I came here believing God put me here for a reason. I still believe that. I have come to realize that God’s reasons aren’t always to make us happy in the short term. But by bringing me here, he has certainly taught me to depend on him more in my loneliness and sadness, and he is continually teaching me to work on my boundaries. I think this experience is going to make me a better doctor and stronger person in the long run, even if it was a miserable desert of a year.
“Behold, I am doing a new thing; now it springs forth, do you not perceive it? I will make a way in the wilderness and rivers in the desert.”
In the summer of 1996,everything in his life changed. He had just turned 20. The band(his band) were offered a three-album contract with the London record label,Acid Jazz. At one of their Cork gigs, he met his future wife, Yvonne, an art student. While hitchhiking around France,he called home—his parents told him he had failed his first year of law studies, but Kiernan had finally cast him in a play. It was called Disco Pigs.
When Murphy was in his fourth year,Pat Kiernan, a former pupil who had become director of the local Corcadorca theatre company, came into the school to run some acting workshops. Murphy improvised a Foreign Legion story, complete with comedy French accent. The experience gave him a buzz, “a rush down my back,you can’t get rid of it”.
“August 1996 was the big one. I was the cockiest little bastard on the planet!” Acting was “the most exciting thing in the world. I had nothing to lose. I didn’t realise the brilliance of the writing or the brilliance of the directing. We were just doing this for three months, going to the Dublin Theatre Festival. On the piss every night, go straight from rehearsals to rehearsals with the band, go and sleep at Yvonne’s flat, fall back into rehearsals the next morning. It was just great!”

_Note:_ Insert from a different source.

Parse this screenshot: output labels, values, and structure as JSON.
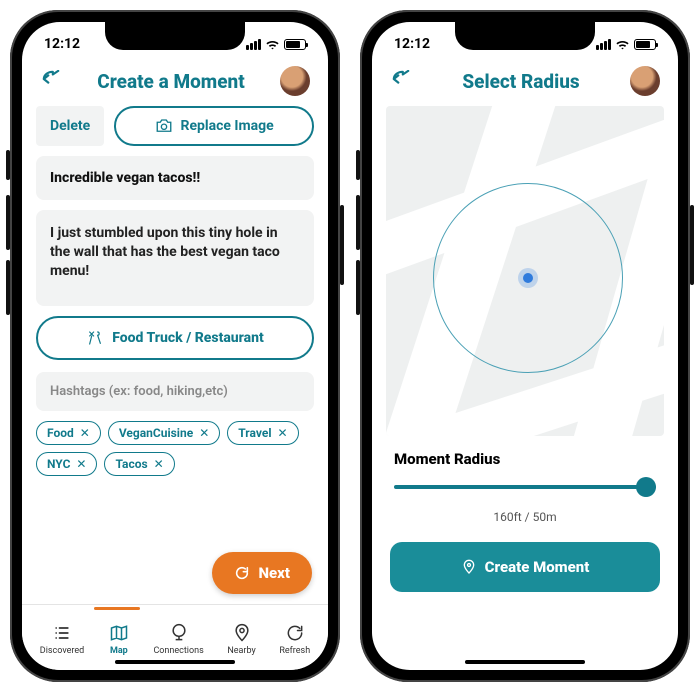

After the good reception at the Dublin Theatre Festival, Disco Pigs was going to the Edinburgh Festival and on to London. Kiernan asked Murphy if he wanted to be involved. Murphy, having been denied his rock ‘n’ roll dreams, thought, “Right, I’m gonna be an actor now.” In January 1997 he gave up his legal studies.